Clinicians treating conditions including Parkinson’s disease and epilepsy currently use deep brain stimulation, which involves surgically implanting electrodes in the brain, to activate certain subsets of neurons. Chalasani says that sonogenetics could one day replace this approach—the next step would be developing a gene therapy delivery method that can cross the blood-brain barrier, something that is already being studied. Perhaps sooner, he says, sonogenetics could be used to activate cells in the heart, as a kind of pacemaker that requires no implantation.


Flexible device could treat hearing loss without batteries

Some people are born with hearing loss, while others acquire it with age, infections or long-term noise exposures. In many instances, the tiny hairs in the inner ear’s cochlea that allow the brain to recognize electrical pulses as sound are damaged. As a step toward an advanced artificial cochlea, researchers in ACS Nano report a conductive membrane, which translated sound waves into matching electrical signals when implanted inside a model ear, without requiring external power.

An electrically conductive membrane implanted inside a model ear simulates cochlear hairs by converting sound waves into electrical pulses; wiring connects the prototype to a device that collects the output current signal.

When the hair cells inside the inner ear stop working, there’s no way to reverse the damage. Currently, treatment is limited to hearing aids or cochlear implants. But these devices require external power sources and can have difficulty amplifying speech correctly so that it’s understood by the user. One possible solution is to simulate healthy cochlear hairs, converting noise into the electrical signals processed by the brain as recognizable sounds. To accomplish this, previous researchers have tried self-powered piezoelectric materials, which become charged when they’re compressed by the pressure that accompanies sound waves, and triboelectric materials, which produce friction and static electricity when moved by these waves. However, the devices aren’t easy to make and don’t produce enough signal across the frequencies involved in human speech. So, Yunming Wang and colleagues from the University of Wuhan wanted a simple way to fabricate a material that used both compression and friction for an acoustic sensing device with high efficiency and sensitivity across a broad range of audio frequencies.

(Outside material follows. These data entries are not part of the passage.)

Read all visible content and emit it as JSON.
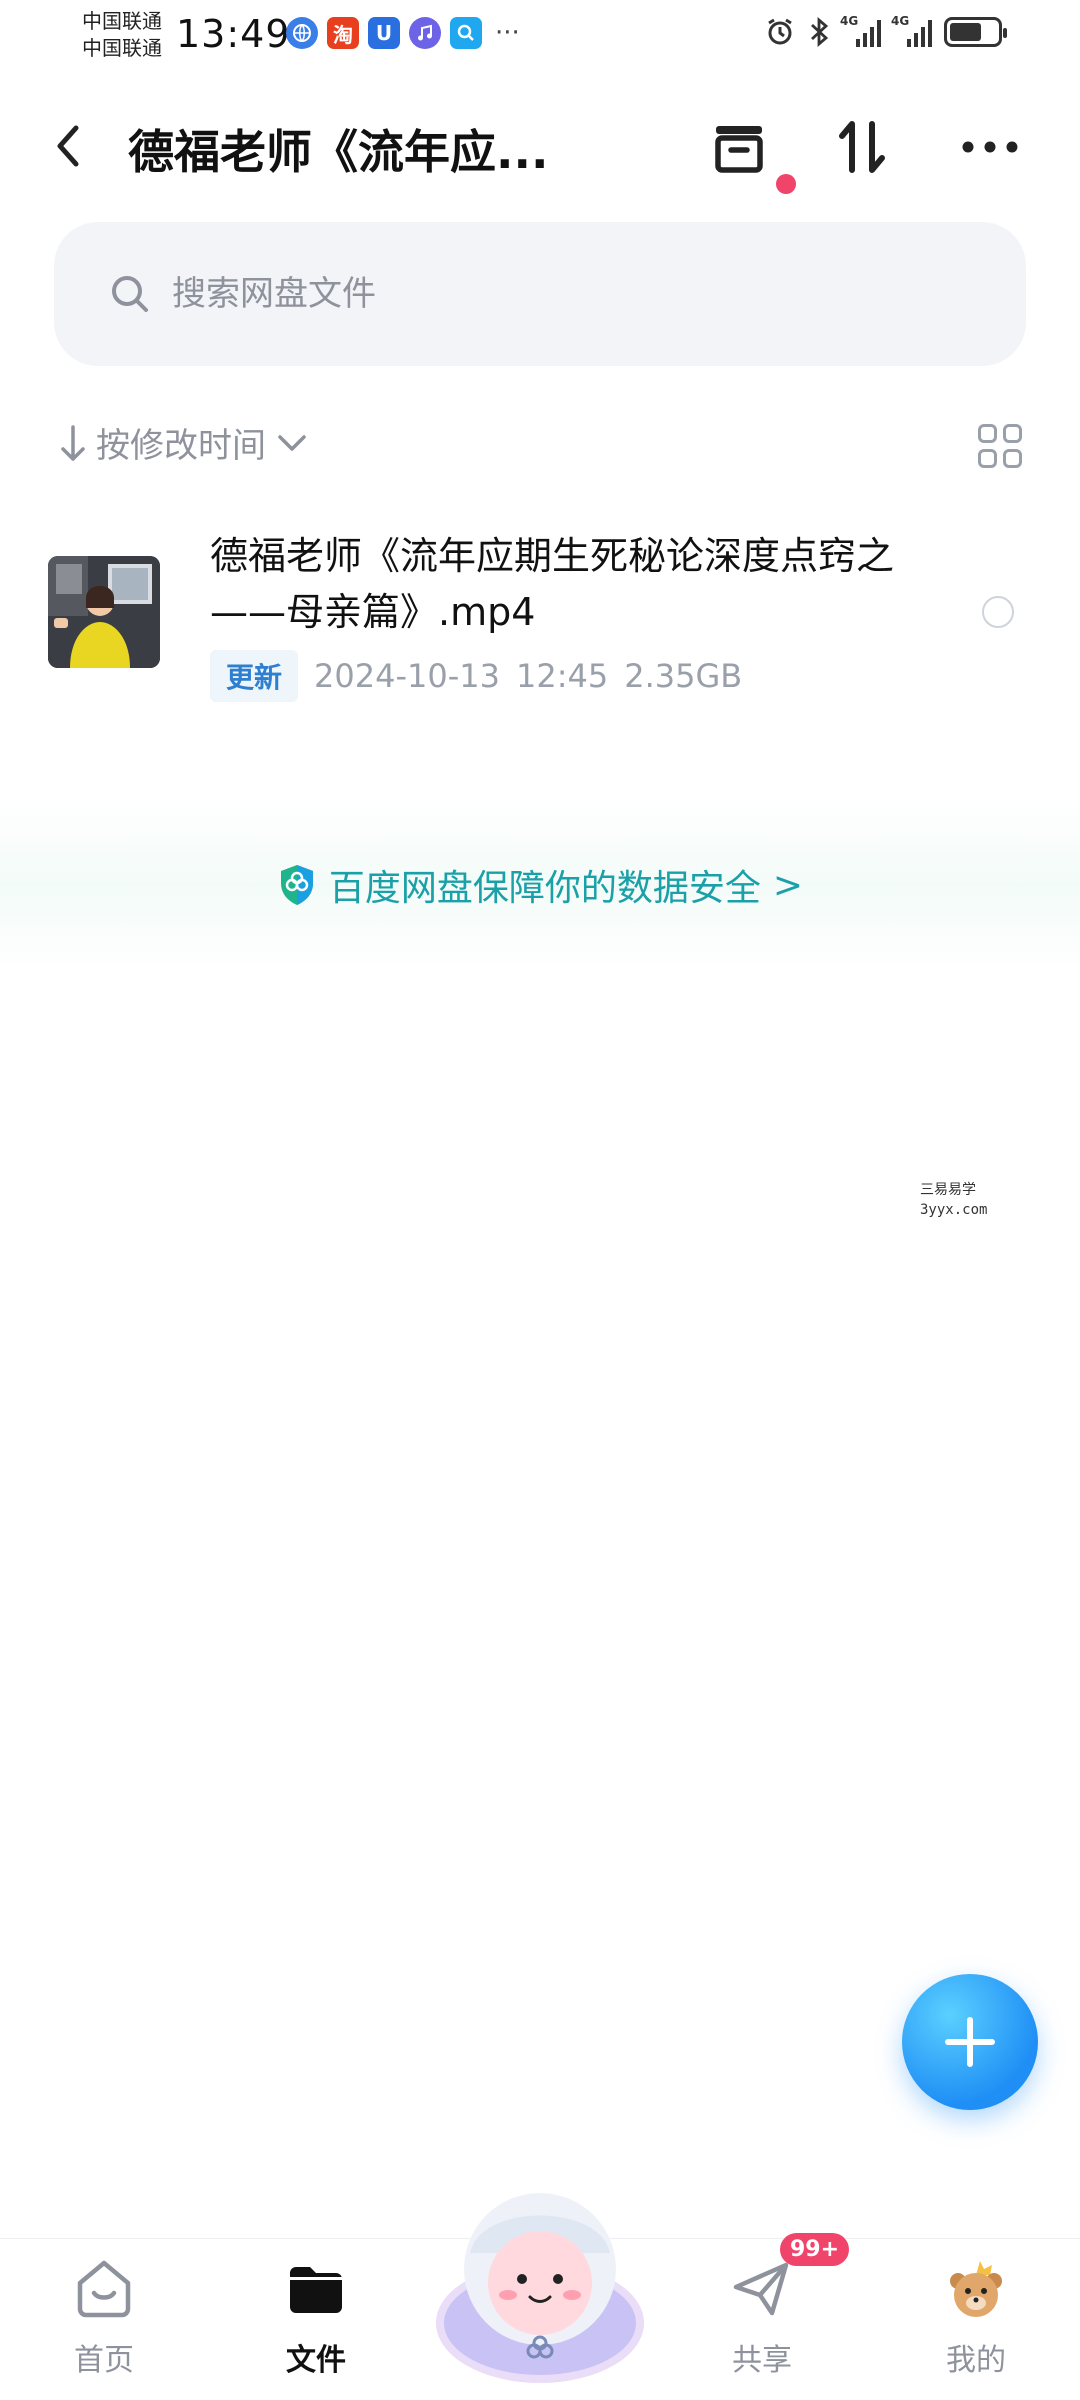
{
  "status_bar": {
    "carrier_1": "中国联通",
    "carrier_2": "中国联通",
    "time": "13:49",
    "notification_icons": [
      "browser-icon",
      "taobao-icon",
      "app-u-icon",
      "music-icon",
      "search-app-icon"
    ],
    "taobao_glyph": "淘",
    "u_glyph": "U",
    "more": "···",
    "network_1": "4G",
    "network_2": "4G"
  },
  "header": {
    "title": "德福老师《流年应...",
    "transfer_dot_color": "#f0446a"
  },
  "search": {
    "placeholder": "搜索网盘文件"
  },
  "sort": {
    "label": "按修改时间"
  },
  "files": [
    {
      "name": "德福老师《流年应期生死秘论深度点窍之——母亲篇》.mp4",
      "badge": "更新",
      "date": "2024-10-13",
      "time": "12:45",
      "size": "2.35GB"
    }
  ],
  "security_banner": {
    "text": "百度网盘保障你的数据安全",
    "chevron": ">",
    "color": "#1aa0a8"
  },
  "watermark": {
    "line1": "三易易学",
    "line2": "3yyx.com"
  },
  "bottom_nav": {
    "items": [
      {
        "label": "首页",
        "icon": "home-icon"
      },
      {
        "label": "文件",
        "icon": "folder-icon"
      },
      {
        "label": "",
        "icon": "mascot-icon"
      },
      {
        "label": "共享",
        "icon": "share-icon"
      },
      {
        "label": "我的",
        "icon": "profile-icon"
      }
    ],
    "share_badge": "99+"
  },
  "colors": {
    "accent": "#1f8ef5",
    "badge_red": "#f0446a",
    "text_secondary": "#8e929c"
  }
}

To create a piezo-triboelectric material, the researchers mixed barium titanate nanoparticles coated with silicon dioxide into a conductive polymer, which they dried into a thin, flexible film. Next, they removed the silicon dioxide shells with an alkaline solution. This step left behind a sponge-like membrane with spaces around the nanoparticles, allowing them to jostle around when hit by sound waves. In tests, the researchers showed that contact between the nanoparticles and polymer increased the membrane’s electrical output by 55% compared to the pristine polymer. When they sandwiched the membrane between two thin metal grids, the acoustic sensing device produced a maximum electrical signal at 170 hertz, a frequency within the range of most adult’s voices. Finally, the researchers implanted the device inside a model ear and played a music file. They recorded the electrical output and converted it into a new audio file, which displayed a strong similarity to the original version. The researchers say their self-powered device is sensitive to the wide acoustic range needed to hear most sounds and voices.